Google are expected to reveal a similar service, with an announcement tomorrow at a Spinal Tap-inspired event entitled "These go to eleven." Google launched an 'online locker' service earlier in the year (where users can upload their own music), but are expected to announce the integration of a music store with the service.
We mentioned at the beginning of October that Spotify had gained 1m new users since integrating with Facebook's new Open Graph services.
Facebook have now announced that Spotify have added "well over 4 million new users since F8", and cite some impressive growth numbers for some other music services using the open graph;
- Earbits: 1350 percent increase in the number of users becoming fans of the band they’re listening to.
- MOG: 246 percent growth in Facebook users since f8.
- Rdio: 30x increase in new user registrations from Facebook.
- Slacker: More than 11x increase in monthly active users in the month following f8.
- Deezer: Added more than 10,000 users per day since finalizing their Open Graph integration.
However, some more critical eyes have taken a deeper look into the stats, concluding that while Spotify has seen some impressive growth, the other numbers really pale in comparison; as TechCrunch put it, "Spotify is the only Open Graph music app winning."
Yahoo/Microsoft and Yahoo/Microsoft/AOL partnerships
This week saw confirmation of the deal rumoured in September that AOL, Microsoft and Yahoo will be selling one anothers remnant inventory through their respective advertising networks in the US, as they seek to challenge Google's position.
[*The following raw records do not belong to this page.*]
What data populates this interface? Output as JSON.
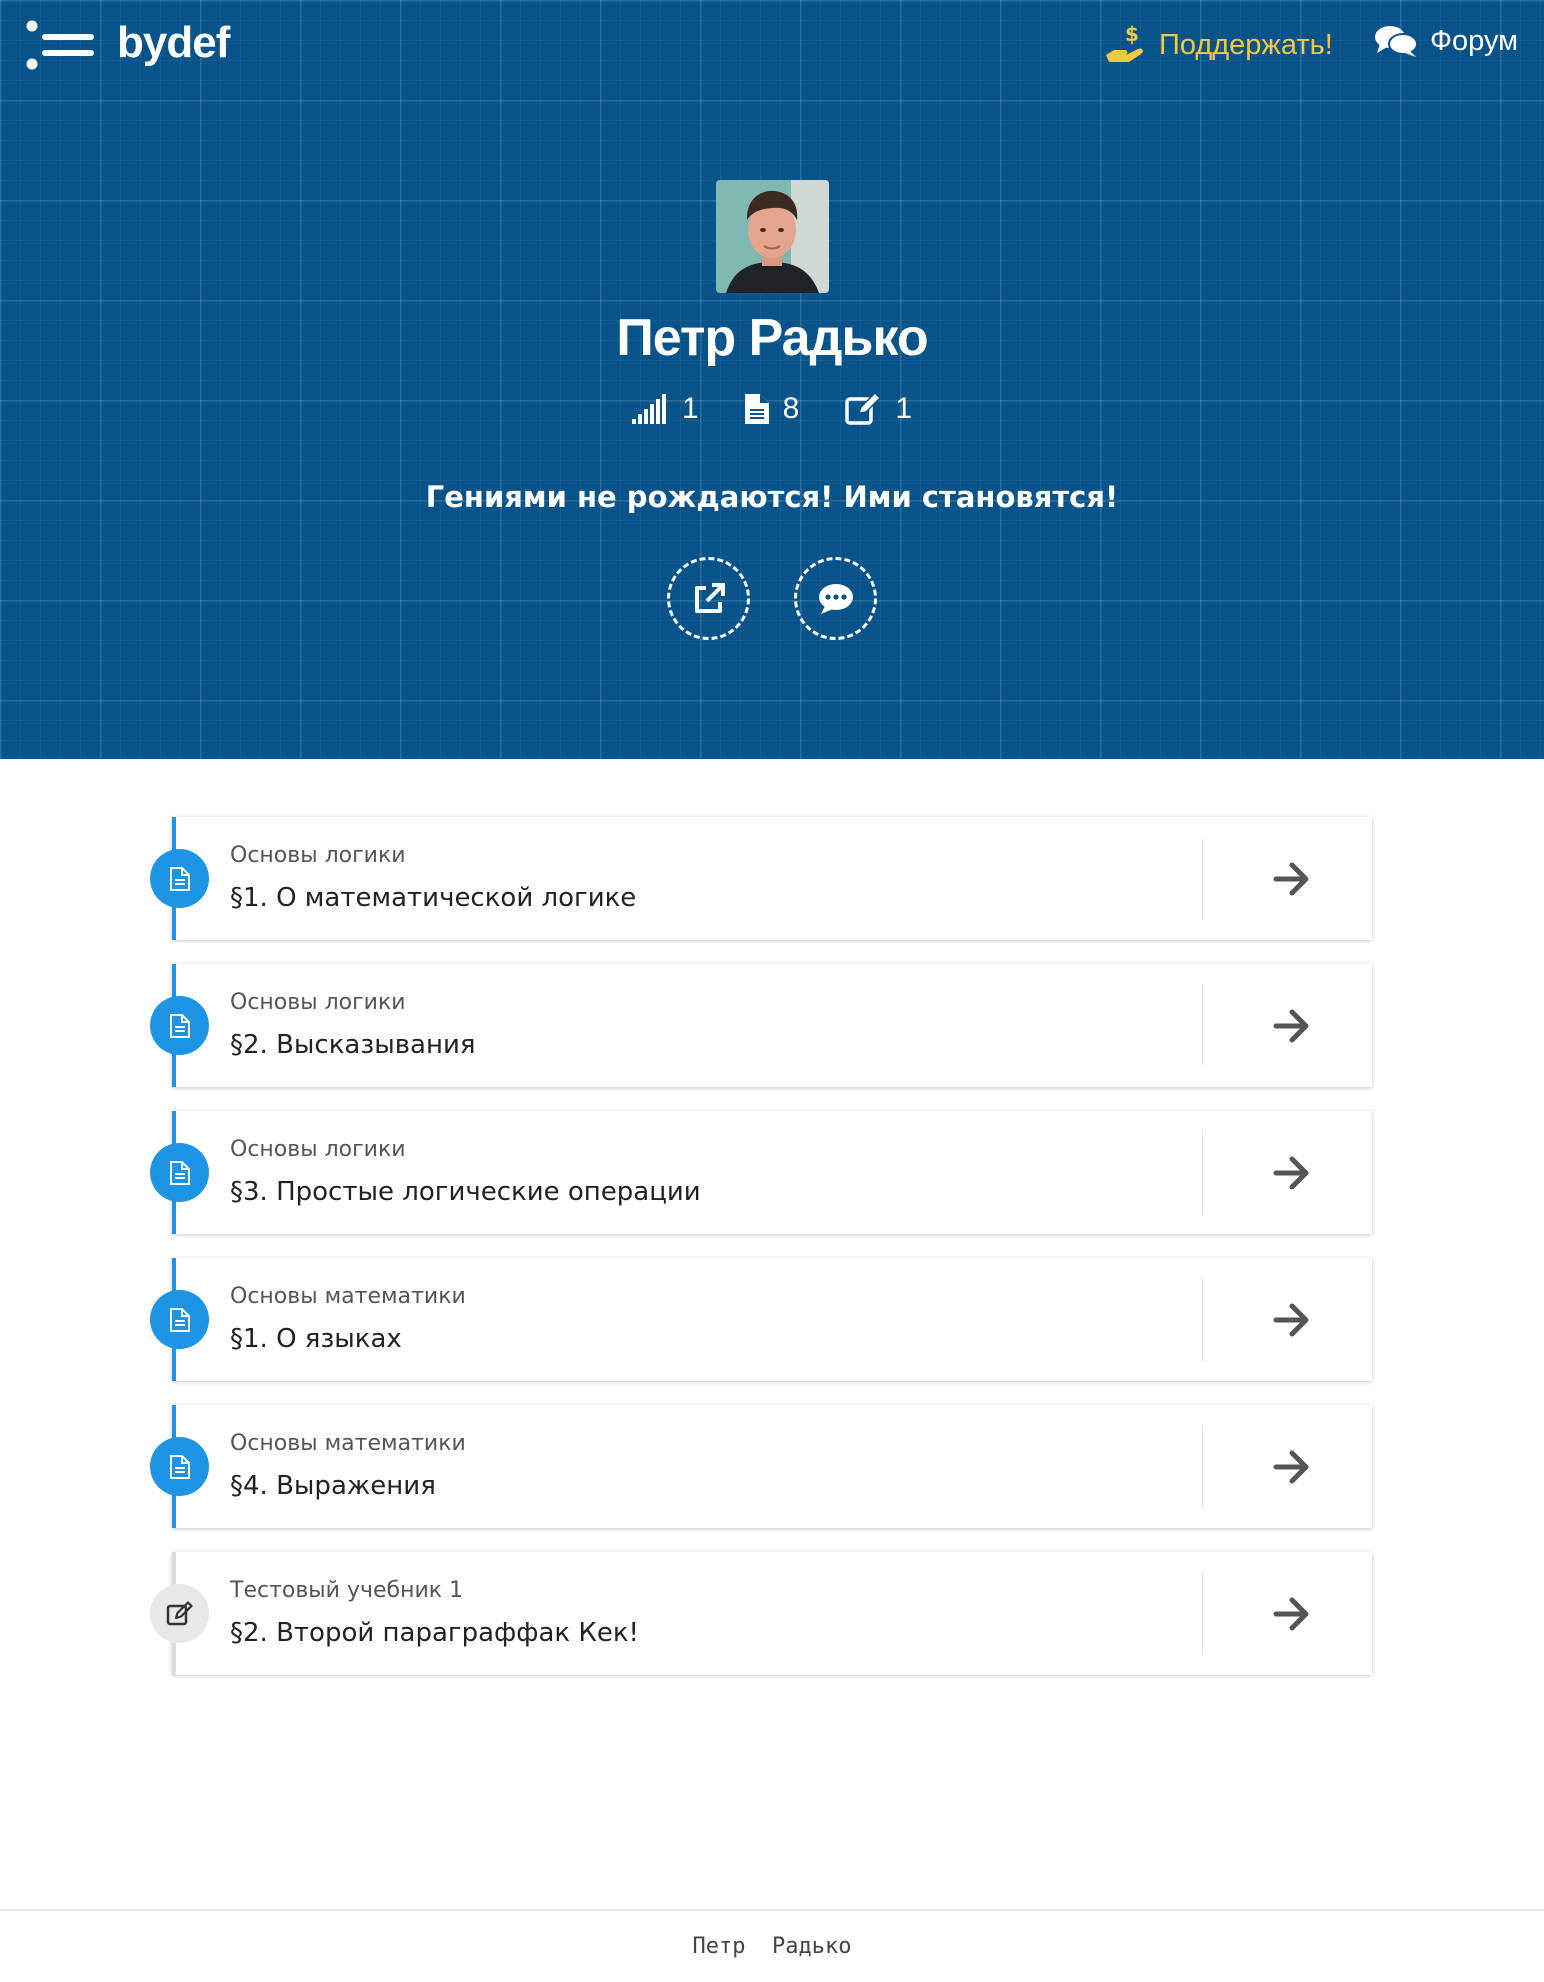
{
  "header": {
    "logo": "bydef",
    "support_label": "Поддержать!",
    "forum_label": "Форум"
  },
  "profile": {
    "name": "Петр Радько",
    "stats": [
      {
        "icon": "signal-bars-icon",
        "value": "1"
      },
      {
        "icon": "document-icon",
        "value": "8"
      },
      {
        "icon": "edit-icon",
        "value": "1"
      }
    ],
    "motto": "Гениями не рождаются! Ими становятся!",
    "actions": [
      {
        "icon": "external-link-icon"
      },
      {
        "icon": "chat-bubble-icon"
      }
    ]
  },
  "items": [
    {
      "subtitle": "Основы логики",
      "title": "§1. О математической логике",
      "icon": "document-icon",
      "color": "#1e95e4"
    },
    {
      "subtitle": "Основы логики",
      "title": "§2. Высказывания",
      "icon": "document-icon",
      "color": "#1e95e4"
    },
    {
      "subtitle": "Основы логики",
      "title": "§3. Простые логические операции",
      "icon": "document-icon",
      "color": "#1e95e4"
    },
    {
      "subtitle": "Основы математики",
      "title": "§1. О языках",
      "icon": "document-icon",
      "color": "#1e95e4"
    },
    {
      "subtitle": "Основы математики",
      "title": "§4. Выражения",
      "icon": "document-icon",
      "color": "#1e95e4"
    },
    {
      "subtitle": "Тестовый учебник 1",
      "title": "§2. Второй параграффак Кек!",
      "icon": "edit-icon",
      "color": "#e8e8e8"
    }
  ],
  "footer": {
    "text": "Петр  Радько"
  },
  "colors": {
    "header_bg": "#07538a",
    "accent": "#1e95e4",
    "support": "#f5c842"
  }
}
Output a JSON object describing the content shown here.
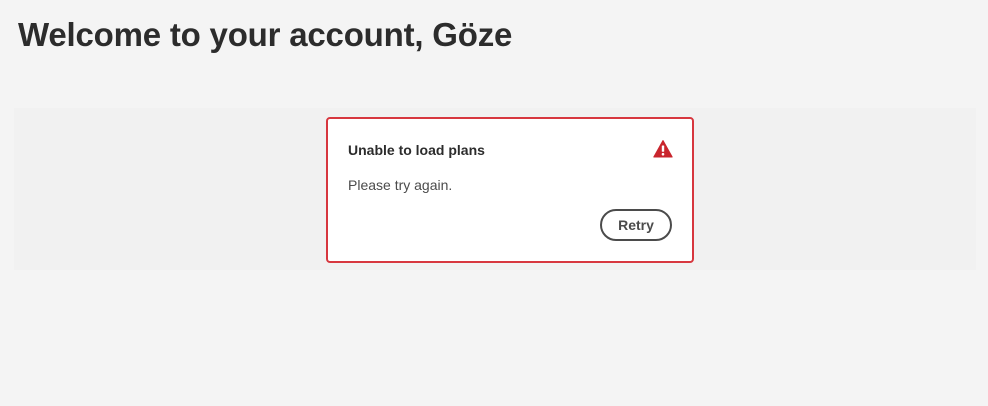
{
  "page": {
    "title": "Welcome to your account, Göze"
  },
  "error_card": {
    "heading": "Unable to load plans",
    "message": "Please try again.",
    "retry_label": "Retry",
    "icon": "alert-icon"
  },
  "colors": {
    "background": "#f4f4f4",
    "panel": "#f1f1f1",
    "error_border": "#d7373f",
    "alert_icon": "#c9252d",
    "text": "#2c2c2c",
    "button_border": "#4b4b4b"
  }
}
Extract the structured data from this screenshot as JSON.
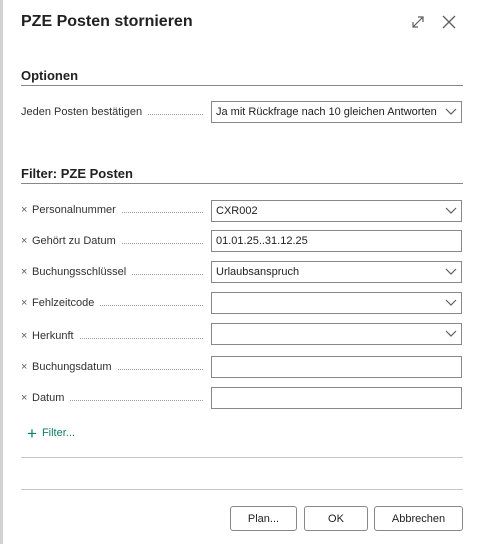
{
  "dialog": {
    "title": "PZE Posten stornieren",
    "icons": {
      "expand": "expand-icon",
      "close": "close-icon"
    }
  },
  "options": {
    "section_title": "Optionen",
    "confirm_label": "Jeden Posten bestätigen",
    "confirm_value": "Ja mit Rückfrage nach 10 gleichen Antworten"
  },
  "filter": {
    "section_title": "Filter: PZE Posten",
    "rows": [
      {
        "label": "Personalnummer",
        "value": "CXR002",
        "kind": "select"
      },
      {
        "label": "Gehört zu Datum",
        "value": "01.01.25..31.12.25",
        "kind": "text"
      },
      {
        "label": "Buchungsschlüssel",
        "value": "Urlaubsanspruch",
        "kind": "select"
      },
      {
        "label": "Fehlzeitcode",
        "value": "",
        "kind": "select"
      },
      {
        "label": "Herkunft",
        "value": "",
        "kind": "select"
      },
      {
        "label": "Buchungsdatum",
        "value": "",
        "kind": "text"
      },
      {
        "label": "Datum",
        "value": "",
        "kind": "text"
      }
    ],
    "add_filter_label": "Filter..."
  },
  "footer": {
    "plan_label": "Plan...",
    "ok_label": "OK",
    "cancel_label": "Abbrechen"
  },
  "colors": {
    "accent": "#0f7b6c",
    "border": "#8a8886"
  }
}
Also next year, Yahoo search advertising in Europe is to be sold via the Microsoft Advertising adCentre platform as part of the search alliance between the two. The transition has already taken place in North America